Joe, when you perform magic what feelings to you intend to elicit from your audiences?
I can't speak for you, but I just spent two hours performing today and presented an impromptu show as a guest at a party last night. Everyone had iphones. they had them out all night.
When people open an app and use it to call a cab, as amazing as that is if you think about it, at no time was anyone moved emotionally from that experience.
Yet when one opens one's hand, and the audience sees that the coin the KNEW was there is gone, they scream. Their eye widen. They gold their breath. Some jump up and down and scream, "no way, no way."
They do not scream when they uber.
I think your problem is two fold, Joe. First, you lack accurate understanding of art, art history, and its ideals. You use pieces and artists as examples of things you dislike, yet these pieces and artists were intended to support the arguments you make. You claim that modern art resulted because of photography, but abstract art was being explored before photography was anything more than a novelty, and photography ended up dealing with the same issues of limitations of representation which you claim suggest affected painting.
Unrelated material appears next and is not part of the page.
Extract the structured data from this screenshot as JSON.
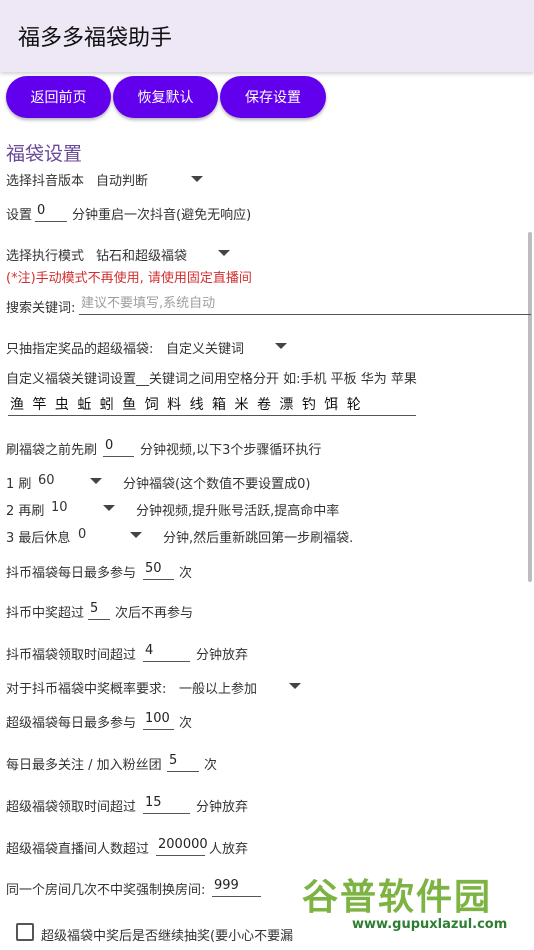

In short, your knowledge of art is leading you to draw conclusions about what it is, what it does, and how it works that simple are baseless.
Second, and I think this is the big issue, is it seems you are someone who refuses to participate in the artistic experience and assume everyone acts the same as you.
I assure you, many if not most people who have experienced a successful magic performance would prefer NOT to know how the tricks are done - assuming the magician has given them something more to value than just "how did it work."
You could go to a production of Les Mis and spend all of your time studying the set, contemplating how the turn table stage works, and examining the acting a vocal techniques used by the performers. You might leave impressed, but not moved.
However millions of people have sat in that same room and been captivated, moved to tears. And the feelings they feel are just as real, just as deep, in spite of (and perhaps may be more deep BECAUSE of) the fact that these feelings are the product of an illusion.
You are confusing, Joe, the means with the ends.
If you are not willing to ride the ride, you cannot expect to experience the thrills.
I assure you, people crave riding the ride - more and more as technology becomes greater and greater. Humans thrive on the feeling that there is more to the world than its nuts and bolts. It is the essence of religion, mythology, patriotism, and love.
Technology gives us interesting things - but these are not transcendent. I don't know how my microwave works, and when it doesn't I am fooled. But this fails to fulfill.
The feeling one feels when something they know to be completely impossible occurs undeniably in their presence - that is foundation magic. Technology and puzzles have explanations. Mysteries do not.
Now, many magicians may fail to convince people that they experienced something, let alone something impossible - but many magicians can.
And that FEELING that creeps up on someone when it does happen - there is no greater rush.
When we as a magician give that rush a positive context and not a negative demeaning one, they will chose to protect that experience. YOUR audiences may seem magic only as puzzles. That's the fault of the magicians they have seen not with magic itself.
You are not interested in participating. You have closed your mind to anything more. It is not surprising then that you cannot see anything more. It is not surprising your audiences cannot either. You cannot give something you do not have. If you don't believe, they audience never will either.
But watch a real magician work sometime. Don't watch his or her hands. Watch the eyes of those who are in their midst. When that hand opens, and that coin is gone, you will see wonder.
Part of the art is maintaining that sense, shading it so it can be experienced as other emotions, giving it context so it has relevance. A bigger part is getting the audience to the position where they are willing and ready to have that experience.
But to say people don't crave wonder - - - -you have no idea what you are talking about